(Records drawn from a dataset)
----

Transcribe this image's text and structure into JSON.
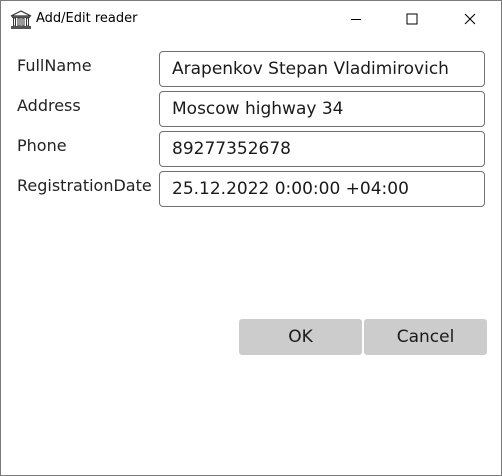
{
  "window": {
    "title": "Add/Edit reader",
    "app_icon": "building-columns-icon",
    "controls": [
      "minimize-icon",
      "maximize-icon",
      "close-icon"
    ]
  },
  "form": {
    "fields": [
      {
        "label": "FullName",
        "value": "Arapenkov Stepan Vladimirovich"
      },
      {
        "label": "Address",
        "value": "Moscow highway 34"
      },
      {
        "label": "Phone",
        "value": "89277352678"
      },
      {
        "label": "RegistrationDate",
        "value": "25.12.2022 0:00:00 +04:00"
      }
    ]
  },
  "buttons": {
    "ok_label": "OK",
    "cancel_label": "Cancel"
  },
  "colors": {
    "button_bg": "#cccccc",
    "field_border": "#707070",
    "window_border": "#7a7a7a"
  }
}
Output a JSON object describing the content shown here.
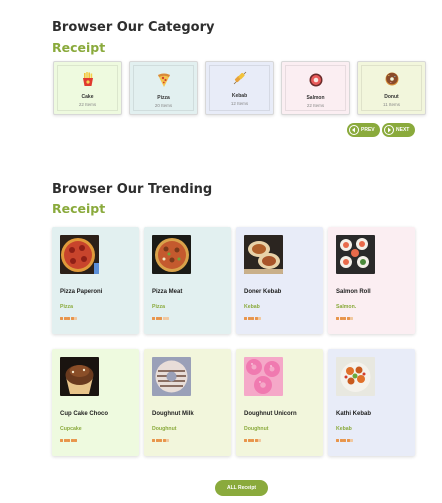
{
  "category_section": {
    "title": "Browser Our Category",
    "subtitle": "Receipt",
    "cards": [
      {
        "name": "Cake",
        "count": "22 Items",
        "icon": "fries-icon",
        "bg": "#eefadf"
      },
      {
        "name": "Pizza",
        "count": "20 Items",
        "icon": "pizza-icon",
        "bg": "#e2f0f0"
      },
      {
        "name": "Kebab",
        "count": "12 Items",
        "icon": "kebab-icon",
        "bg": "#e8ecf8"
      },
      {
        "name": "Salmon",
        "count": "22 Items",
        "icon": "salmon-icon",
        "bg": "#fbeef2"
      },
      {
        "name": "Donut",
        "count": "11 Items",
        "icon": "donut-icon",
        "bg": "#f2f6dc"
      }
    ],
    "prev_label": "PREV",
    "next_label": "NEXT"
  },
  "trending_section": {
    "title": "Browser Our Trending",
    "subtitle": "Receipt",
    "items": [
      {
        "name": "Pizza Paperoni",
        "category": "Pizza",
        "rating": 4,
        "bg": "#e2f0f0",
        "image": "pizza-pepperoni-image"
      },
      {
        "name": "Pizza Meat",
        "category": "Pizza",
        "rating": 3,
        "bg": "#e2f0f0",
        "image": "pizza-meat-image"
      },
      {
        "name": "Doner Kebab",
        "category": "Kebab",
        "rating": 4,
        "bg": "#e8ecf8",
        "image": "doner-kebab-image"
      },
      {
        "name": "Salmon Roll",
        "category": "Salmon.",
        "rating": 4,
        "bg": "#fbeef2",
        "image": "salmon-roll-image"
      },
      {
        "name": "Cup Cake Choco",
        "category": "Cupcake",
        "rating": 5,
        "bg": "#eefadf",
        "image": "cupcake-image"
      },
      {
        "name": "Doughnut Milk",
        "category": "Doughnut",
        "rating": 4,
        "bg": "#f2f6dc",
        "image": "doughnut-milk-image"
      },
      {
        "name": "Doughnut Unicorn",
        "category": "Doughnut",
        "rating": 4,
        "bg": "#f2f6dc",
        "image": "doughnut-unicorn-image"
      },
      {
        "name": "Kathi Kebab",
        "category": "Kebab",
        "rating": 4,
        "bg": "#e8ecf8",
        "image": "kathi-kebab-image"
      }
    ],
    "all_label": "ALL Receipt"
  },
  "colors": {
    "accent": "#8aaa3c",
    "rating": "#e8954b"
  }
}
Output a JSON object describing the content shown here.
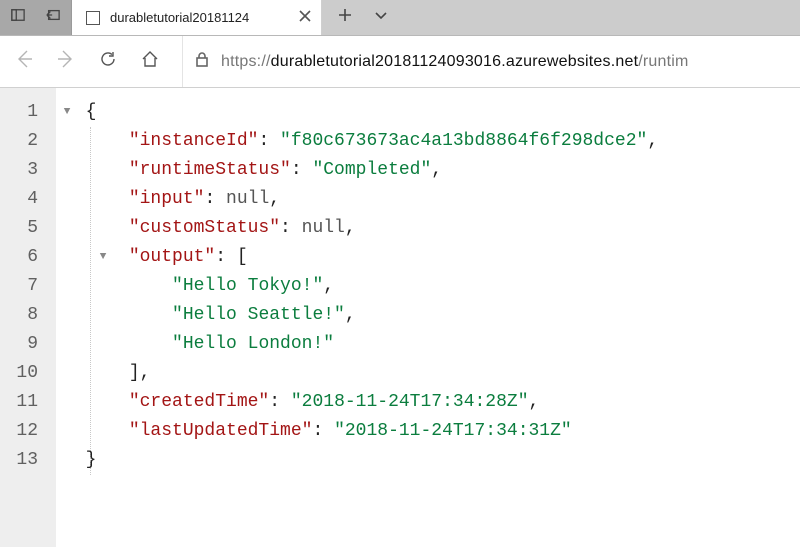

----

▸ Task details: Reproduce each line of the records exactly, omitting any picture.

▸ Output:
Transcribe this image's text and structure into JSON.
{
  "window": {
    "title": "Add/Edit reader",
    "app_icon": "building-columns-icon",
    "controls": [
      "minimize-icon",
      "maximize-icon",
      "close-icon"
    ]
  },
  "form": {
    "fields": [
      {
        "label": "FullName",
        "value": "Arapenkov Stepan Vladimirovich"
      },
      {
        "label": "Address",
        "value": "Moscow highway 34"
      },
      {
        "label": "Phone",
        "value": "89277352678"
      },
      {
        "label": "RegistrationDate",
        "value": "25.12.2022 0:00:00 +04:00"
      }
    ]
  },
  "buttons": {
    "ok_label": "OK",
    "cancel_label": "Cancel"
  },
  "colors": {
    "button_bg": "#cccccc",
    "field_border": "#707070",
    "window_border": "#7a7a7a"
  }
}
Output a JSON object describing the content shown here.
{
  "category_section": {
    "title": "Browser Our Category",
    "subtitle": "Receipt",
    "cards": [
      {
        "name": "Cake",
        "count": "22 Items",
        "icon": "fries-icon",
        "bg": "#eefadf"
      },
      {
        "name": "Pizza",
        "count": "20 Items",
        "icon": "pizza-icon",
        "bg": "#e2f0f0"
      },
      {
        "name": "Kebab",
        "count": "12 Items",
        "icon": "kebab-icon",
        "bg": "#e8ecf8"
      },
      {
        "name": "Salmon",
        "count": "22 Items",
        "icon": "salmon-icon",
        "bg": "#fbeef2"
      },
      {
        "name": "Donut",
        "count": "11 Items",
        "icon": "donut-icon",
        "bg": "#f2f6dc"
      }
    ],
    "prev_label": "PREV",
    "next_label": "NEXT"
  },
  "trending_section": {
    "title": "Browser Our Trending",
    "subtitle": "Receipt",
    "items": [
      {
        "name": "Pizza Paperoni",
        "category": "Pizza",
        "rating": 4,
        "bg": "#e2f0f0",
        "image": "pizza-pepperoni-image"
      },
      {
        "name": "Pizza Meat",
        "category": "Pizza",
        "rating": 3,
        "bg": "#e2f0f0",
        "image": "pizza-meat-image"
      },
      {
        "name": "Doner Kebab",
        "category": "Kebab",
        "rating": 4,
        "bg": "#e8ecf8",
        "image": "doner-kebab-image"
      },
      {
        "name": "Salmon Roll",
        "category": "Salmon.",
        "rating": 4,
        "bg": "#fbeef2",
        "image": "salmon-roll-image"
      },
      {
        "name": "Cup Cake Choco",
        "category": "Cupcake",
        "rating": 5,
        "bg": "#eefadf",
        "image": "cupcake-image"
      },
      {
        "name": "Doughnut Milk",
        "category": "Doughnut",
        "rating": 4,
        "bg": "#f2f6dc",
        "image": "doughnut-milk-image"
      },
      {
        "name": "Doughnut Unicorn",
        "category": "Doughnut",
        "rating": 4,
        "bg": "#f2f6dc",
        "image": "doughnut-unicorn-image"
      },
      {
        "name": "Kathi Kebab",
        "category": "Kebab",
        "rating": 4,
        "bg": "#e8ecf8",
        "image": "kathi-kebab-image"
      }
    ],
    "all_label": "ALL Receipt"
  },
  "colors": {
    "accent": "#8aaa3c",
    "rating": "#e8954b"
  }
}
Output a JSON object describing the content shown here.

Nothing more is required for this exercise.